At the time of my writing the grievance, I didn't know the CO's name because he wasn't wearing a nametag as required by TDCJ policy and because he refused to identify himself when I asked him what his name was. I subsequently learned his name and verified it with law library employee rosters. When Captain Boston called me to his office and asked me what happened, I identified the officer as Mr. Armstrong. The interview left me with the impression that the administration was taking the complaint seriously and would deal with it appropriately. About a week later, long before I got the grievance response back, I received in the mail
a "Offender Notification Brochure". It said that my allegations were "unsubstantiated". This despite the testimony of my cellie who was subjected to the same treatment and gave a statement. (This statement was not made in my presence. I admit it is possible that, for whatever reason fear of retaliation or administrators messing with his parole status- my cellie might have given a false statement. However, he told me that his statement was accurate.) We've seen many times before that saying an offender's allegations are "unsubstantiated" is a typical TDCJ tactic when dealing with any complaint, especially grieveable offenses. Once again, what am I supposed to do? Take pictures or video with the phone I'm not allowed to have? I did write, by hand, that I was willing to take a lie-detector test to verify my story, and I still am. Aside from "substantiating" my allegation, the TDCJ provided a tidbit of information. The "alleged staff member" was "no longer employed" with the TDCJ. THEN, the form provided the name of said employee, and guess what? It WASN'T Mr. Armstrong listed on the form. It was "Naim, Alexander". Upon receiving the form, I thought maybe I'd gotten the alleged officer's name wrong, but I subsequently SAW the alleged officer working a shift. It WAS Armstrong. So much for "zero tolerance", my friends.

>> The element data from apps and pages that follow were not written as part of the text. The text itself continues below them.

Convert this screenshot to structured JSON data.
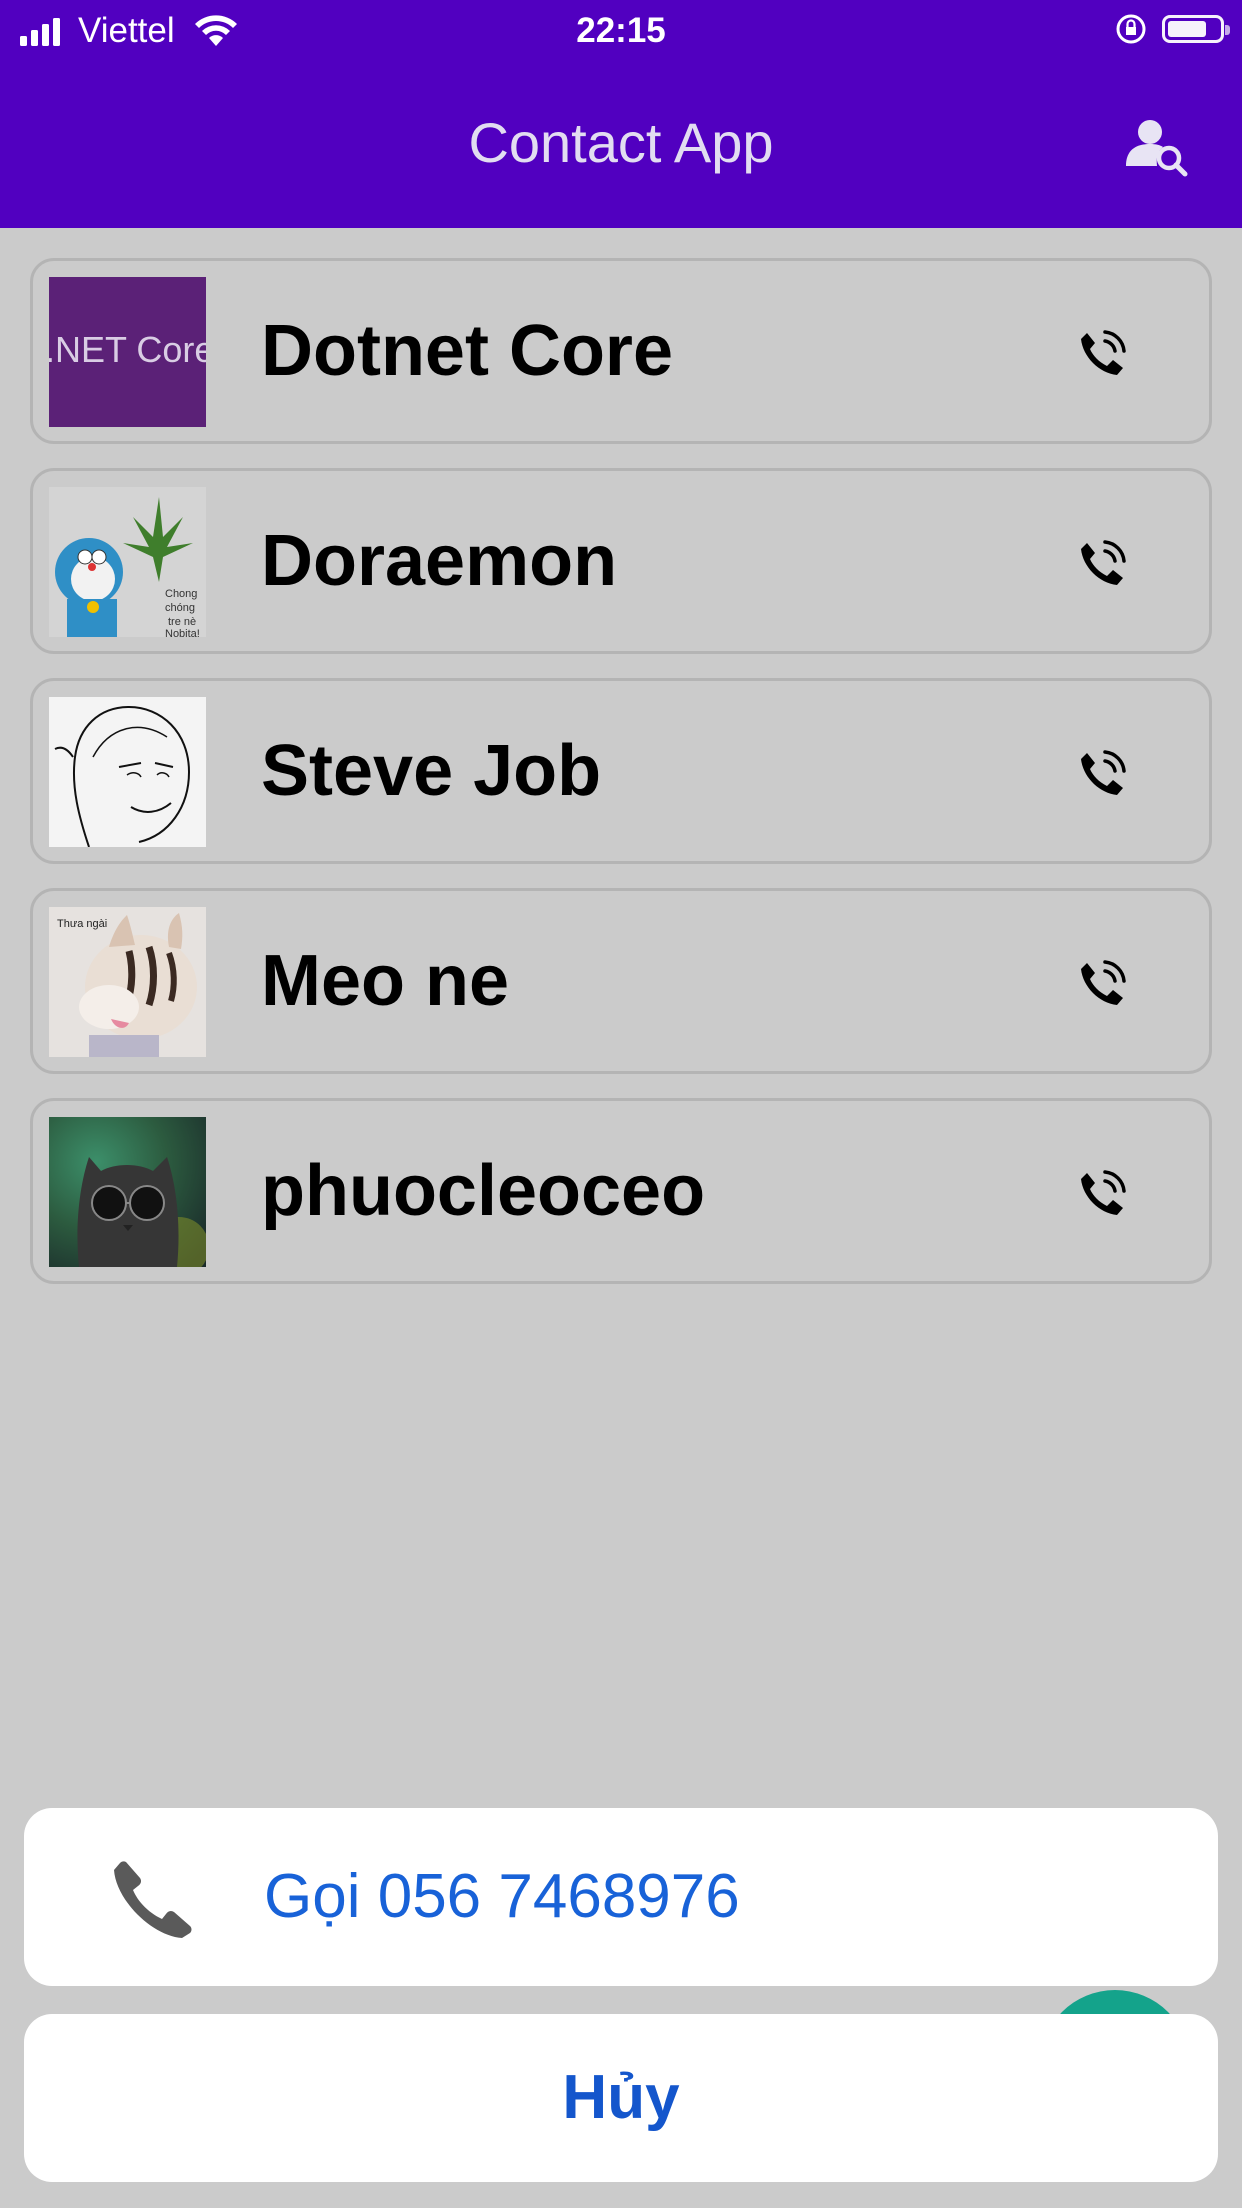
{
  "status_bar": {
    "carrier": "Viettel",
    "time": "22:15"
  },
  "header": {
    "title": "Contact App"
  },
  "contacts": [
    {
      "name": "Dotnet Core",
      "avatar_text": ".NET Core"
    },
    {
      "name": "Doraemon",
      "avatar_text": "Chong chóng tre nè Nobita!"
    },
    {
      "name": "Steve Job"
    },
    {
      "name": "Meo ne",
      "avatar_text": "Thưa ngài"
    },
    {
      "name": "phuocleoceo"
    }
  ],
  "action_sheet": {
    "call_label": "Gọi 056 7468976",
    "cancel_label": "Hủy"
  },
  "colors": {
    "header_bg": "#5100c0",
    "background": "#cbcbcb",
    "action_text": "#1862d8",
    "fab": "#14a38b"
  }
}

The Attorneys
  • Francisco Hernandez
  • Daniel Hernandez
  • Phillip Hall
  • Rocio Martinez